Refusing God’s Invitation to His Wedding Banquet

And Jesus answered and spoke to them again by parables and said: “The kingdom of heaven is like a certain king who arranged a marriage for his son, and sent out his servants to call those who were invited to the wedding; and they were not willing to come. Again, he sent out other servants, saying, ‘Tell those who are invited, “See, I have prepared my dinner; my oxen and fatted cattle are killed, and all things are ready. Come to the wedding.”’ But they made light of it and went their ways, one to his own farm, another to his business. And the rest seized his servants, treated them spitefully, and killed them. But when the king heard about it, he was furious. And he sent out his armies, destroyed those murderers, and burned up their city.

Then he said to his servants, ‘The wedding is ready, but those who were invited were not worthy. Therefore go into the highways, and as many as you find, invite to the wedding.’ So those servants went out into the highways and gathered together all whom they found, both bad and good. And the wedding hall was filled with guests. But when the king came in to see the guests, he saw a man there who did not have on a wedding garment. So he said to him, ‘Friend, how did you come in here without a wedding garment?’ And he was speechless. Then the king said to the servants, ‘Bind him hand and foot, take him away, and cast him into outer darkness; there will be weeping and gnashing of teeth.’ For many are called, but few are chosen.”  (Matthew 22:1-14)

John A. McGukin comments:

The God of Jesus Christ, on the contrary, was a God very near, not far away; a God who needed no persuading at all to have mercy but who poured out his mercy with an almost reckless prodigality. This forgiveness of sins, freely given, freely received, in the wedding feast of God’s return to his people, was the heart of Jesus’ evangelion or “Good News.” It consequently must have struck him as perverse that many of his follows rejected this theology, and thus opposed his personal insight into religion and his claims to prophetic authority in preaching it.

These he characterized as the ones who refused to join in the celebration, those who would not come to the feast: “Tell the guests the banquet is all prepared: my oxen and fattened cattle have all be slaughtered. All is ready. Come to the wedding.
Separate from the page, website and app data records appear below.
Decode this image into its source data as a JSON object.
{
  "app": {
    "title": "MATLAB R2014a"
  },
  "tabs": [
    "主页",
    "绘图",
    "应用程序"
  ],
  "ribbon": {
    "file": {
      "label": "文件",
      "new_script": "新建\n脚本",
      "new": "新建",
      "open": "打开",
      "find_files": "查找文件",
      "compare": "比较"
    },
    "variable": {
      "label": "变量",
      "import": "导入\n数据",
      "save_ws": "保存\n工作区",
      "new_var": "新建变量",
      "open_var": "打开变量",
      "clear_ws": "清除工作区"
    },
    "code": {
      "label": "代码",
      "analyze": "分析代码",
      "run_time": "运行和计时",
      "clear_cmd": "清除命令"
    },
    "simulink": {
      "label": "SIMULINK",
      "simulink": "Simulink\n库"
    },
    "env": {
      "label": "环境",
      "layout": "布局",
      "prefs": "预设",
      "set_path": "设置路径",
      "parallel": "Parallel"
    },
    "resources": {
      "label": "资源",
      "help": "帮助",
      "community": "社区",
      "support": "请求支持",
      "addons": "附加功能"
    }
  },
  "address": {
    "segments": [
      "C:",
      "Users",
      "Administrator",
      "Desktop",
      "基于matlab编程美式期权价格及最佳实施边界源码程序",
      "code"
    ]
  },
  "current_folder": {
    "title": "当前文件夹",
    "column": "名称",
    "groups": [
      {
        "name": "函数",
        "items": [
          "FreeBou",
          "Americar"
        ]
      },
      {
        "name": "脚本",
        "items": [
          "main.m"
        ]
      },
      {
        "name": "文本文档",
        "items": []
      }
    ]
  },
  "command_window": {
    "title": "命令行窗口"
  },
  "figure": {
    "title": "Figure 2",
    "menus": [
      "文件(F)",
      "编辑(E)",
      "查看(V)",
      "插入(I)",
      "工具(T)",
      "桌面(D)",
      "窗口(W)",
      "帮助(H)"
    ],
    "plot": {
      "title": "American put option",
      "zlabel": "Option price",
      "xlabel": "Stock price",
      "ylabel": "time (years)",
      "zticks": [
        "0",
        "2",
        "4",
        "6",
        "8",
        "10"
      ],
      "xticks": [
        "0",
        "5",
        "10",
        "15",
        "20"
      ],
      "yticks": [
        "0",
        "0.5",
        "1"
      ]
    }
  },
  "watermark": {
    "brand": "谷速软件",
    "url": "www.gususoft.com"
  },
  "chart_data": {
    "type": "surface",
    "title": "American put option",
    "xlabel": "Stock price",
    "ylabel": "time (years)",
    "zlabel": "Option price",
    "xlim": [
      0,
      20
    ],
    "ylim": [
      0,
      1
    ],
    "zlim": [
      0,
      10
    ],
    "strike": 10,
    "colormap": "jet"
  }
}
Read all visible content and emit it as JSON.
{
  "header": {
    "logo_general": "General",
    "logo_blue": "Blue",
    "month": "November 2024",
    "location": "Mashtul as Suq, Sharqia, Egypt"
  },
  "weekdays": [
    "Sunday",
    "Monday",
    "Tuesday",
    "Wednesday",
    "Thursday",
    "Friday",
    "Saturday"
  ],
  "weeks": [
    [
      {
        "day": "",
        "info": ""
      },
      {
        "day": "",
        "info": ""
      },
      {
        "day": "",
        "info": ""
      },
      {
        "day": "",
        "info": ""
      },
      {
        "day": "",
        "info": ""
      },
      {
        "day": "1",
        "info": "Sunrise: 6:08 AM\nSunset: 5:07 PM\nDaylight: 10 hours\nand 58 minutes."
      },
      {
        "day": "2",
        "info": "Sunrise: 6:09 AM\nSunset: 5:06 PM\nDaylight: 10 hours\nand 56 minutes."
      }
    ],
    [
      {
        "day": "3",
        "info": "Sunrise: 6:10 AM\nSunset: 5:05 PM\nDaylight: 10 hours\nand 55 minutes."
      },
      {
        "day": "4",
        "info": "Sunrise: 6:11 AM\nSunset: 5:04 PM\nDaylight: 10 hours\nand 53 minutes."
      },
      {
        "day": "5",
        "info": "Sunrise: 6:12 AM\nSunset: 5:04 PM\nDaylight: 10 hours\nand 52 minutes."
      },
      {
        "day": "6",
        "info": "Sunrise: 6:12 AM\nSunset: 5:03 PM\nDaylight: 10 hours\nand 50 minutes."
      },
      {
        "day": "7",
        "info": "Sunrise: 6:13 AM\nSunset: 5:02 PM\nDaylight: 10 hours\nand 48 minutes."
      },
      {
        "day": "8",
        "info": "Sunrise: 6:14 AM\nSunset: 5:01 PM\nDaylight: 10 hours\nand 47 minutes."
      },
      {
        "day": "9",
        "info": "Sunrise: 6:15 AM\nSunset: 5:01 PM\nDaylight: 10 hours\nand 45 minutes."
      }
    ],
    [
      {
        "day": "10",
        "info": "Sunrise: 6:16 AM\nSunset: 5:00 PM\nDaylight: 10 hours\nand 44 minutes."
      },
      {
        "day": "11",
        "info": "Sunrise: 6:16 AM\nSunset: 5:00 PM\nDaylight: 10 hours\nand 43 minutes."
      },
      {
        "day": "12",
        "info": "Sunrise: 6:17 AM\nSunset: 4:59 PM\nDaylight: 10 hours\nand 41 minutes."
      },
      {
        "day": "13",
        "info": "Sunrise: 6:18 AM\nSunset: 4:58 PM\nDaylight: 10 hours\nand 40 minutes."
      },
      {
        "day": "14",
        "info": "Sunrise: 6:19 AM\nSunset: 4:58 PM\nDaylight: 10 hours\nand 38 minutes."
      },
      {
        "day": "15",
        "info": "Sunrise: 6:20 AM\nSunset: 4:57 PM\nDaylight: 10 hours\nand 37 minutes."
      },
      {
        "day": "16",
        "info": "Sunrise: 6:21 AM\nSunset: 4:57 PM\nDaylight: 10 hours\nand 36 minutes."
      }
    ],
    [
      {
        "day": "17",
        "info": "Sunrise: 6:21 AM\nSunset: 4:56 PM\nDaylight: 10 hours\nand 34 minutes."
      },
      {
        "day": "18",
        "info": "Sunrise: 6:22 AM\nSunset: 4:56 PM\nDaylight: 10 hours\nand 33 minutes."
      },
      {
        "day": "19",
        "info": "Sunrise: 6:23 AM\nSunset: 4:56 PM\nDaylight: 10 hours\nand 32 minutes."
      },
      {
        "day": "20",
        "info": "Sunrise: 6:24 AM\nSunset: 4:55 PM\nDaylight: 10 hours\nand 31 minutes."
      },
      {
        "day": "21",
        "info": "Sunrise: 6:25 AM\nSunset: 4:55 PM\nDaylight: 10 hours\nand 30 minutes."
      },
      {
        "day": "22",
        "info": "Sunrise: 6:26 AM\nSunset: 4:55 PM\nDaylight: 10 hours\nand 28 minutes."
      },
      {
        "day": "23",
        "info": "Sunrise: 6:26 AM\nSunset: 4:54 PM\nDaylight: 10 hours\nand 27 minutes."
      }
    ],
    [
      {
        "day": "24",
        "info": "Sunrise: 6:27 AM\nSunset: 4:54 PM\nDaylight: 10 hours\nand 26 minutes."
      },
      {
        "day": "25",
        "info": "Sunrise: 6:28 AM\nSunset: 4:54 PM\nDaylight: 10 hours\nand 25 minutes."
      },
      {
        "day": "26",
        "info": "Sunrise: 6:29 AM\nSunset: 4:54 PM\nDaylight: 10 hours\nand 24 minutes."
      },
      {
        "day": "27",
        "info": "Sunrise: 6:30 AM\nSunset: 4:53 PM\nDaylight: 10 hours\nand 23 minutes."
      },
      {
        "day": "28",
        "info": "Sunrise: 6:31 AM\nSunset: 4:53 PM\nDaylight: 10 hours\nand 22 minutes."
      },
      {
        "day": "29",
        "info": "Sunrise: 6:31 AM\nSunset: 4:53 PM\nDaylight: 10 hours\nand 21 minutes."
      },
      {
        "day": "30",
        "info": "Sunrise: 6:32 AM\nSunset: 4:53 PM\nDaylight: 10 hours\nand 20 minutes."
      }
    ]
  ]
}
But they were not interested.” The reaction of the elder son in the parable of the Prodigal Father who was too incensed at the “easiness” of forgiveness granted to his dissolute brother to be able to come to the celebration is a typical illustration of the case in point. (Witnessing the Kingdom, pp. 21-22)